What the exercise asks
Please copy every line from the records below that contains the string "icon".

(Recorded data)

+++

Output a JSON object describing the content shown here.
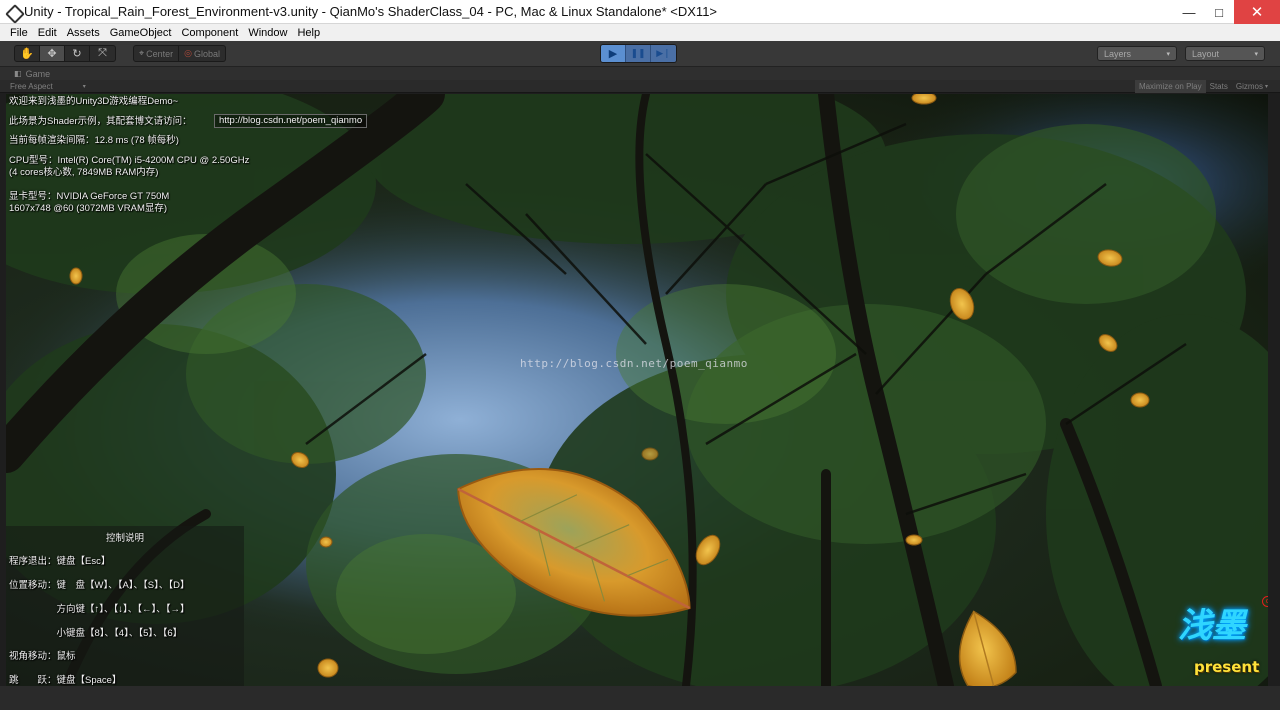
{
  "window": {
    "title": "Unity - Tropical_Rain_Forest_Environment-v3.unity - QianMo's ShaderClass_04 - PC, Mac & Linux Standalone* <DX11>",
    "minimize_glyph": "—",
    "maximize_glyph": "□",
    "close_glyph": "✕"
  },
  "menu": [
    "File",
    "Edit",
    "Assets",
    "GameObject",
    "Component",
    "Window",
    "Help"
  ],
  "toolbar": {
    "tools": [
      {
        "icon": "hand-icon",
        "glyph": "✋",
        "active": false
      },
      {
        "icon": "move-icon",
        "glyph": "✥",
        "active": true
      },
      {
        "icon": "rotate-icon",
        "glyph": "↻",
        "active": false
      },
      {
        "icon": "scale-icon",
        "glyph": "⤧",
        "active": false
      }
    ],
    "pivot_center_label": "Center",
    "pivot_global_label": "Global",
    "pivot_center_glyph": "⌖",
    "pivot_global_glyph": "◎",
    "play_glyph": "▶",
    "pause_glyph": "❚❚",
    "step_glyph": "▶❘",
    "layers_label": "Layers",
    "layout_label": "Layout",
    "dropdown_arrow": "▾"
  },
  "game_panel": {
    "tab_label": "Game",
    "tab_glyph": "◧",
    "aspect_label": "Free Aspect",
    "aspect_arrow": "▾",
    "maximize_on_play": "Maximize on Play",
    "stats": "Stats",
    "gizmos": "Gizmos",
    "gizmos_arrow": "▾"
  },
  "overlay": {
    "welcome": "欢迎来到浅墨的Unity3D游戏编程Demo~",
    "example_prefix": "此场景为Shader示例，其配套博文请访问：",
    "url": "http://blog.csdn.net/poem_qianmo",
    "frame_time": "当前每帧渲染间隔：12.8 ms (78 帧每秒)",
    "cpu_line1": "CPU型号：Intel(R) Core(TM) i5-4200M CPU @ 2.50GHz",
    "cpu_line2": "(4 cores核心数, 7849MB RAM内存)",
    "gpu_line1": "显卡型号：NVIDIA GeForce GT 750M",
    "gpu_line2": "1607x748 @60 (3072MB VRAM显存)",
    "watermark": "http://blog.csdn.net/poem_qianmo"
  },
  "controls": {
    "title": "控制说明",
    "rows": [
      "程序退出：键盘【Esc】",
      "位置移动：键　盘【W】、【A】、【S】、【D】",
      "　　　　　方向键【↑】、【↓】、【←】、【→】",
      "　　　　　小键盘【8】、【4】、【5】、【6】",
      "视角移动：鼠标",
      "跳　　跃：键盘【Space】"
    ]
  },
  "logo": {
    "cn": "浅墨",
    "en": "present",
    "copyright_glyph": "c"
  },
  "colors": {
    "play_active": "#5b8fd1",
    "close_button": "#e04343",
    "logo_cyan": "#2fd5ff",
    "logo_yellow": "#ffe23a"
  }
}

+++

The answer
        "icon": "hand-icon",
        "icon": "move-icon",
        "icon": "rotate-icon",
        "icon": "scale-icon",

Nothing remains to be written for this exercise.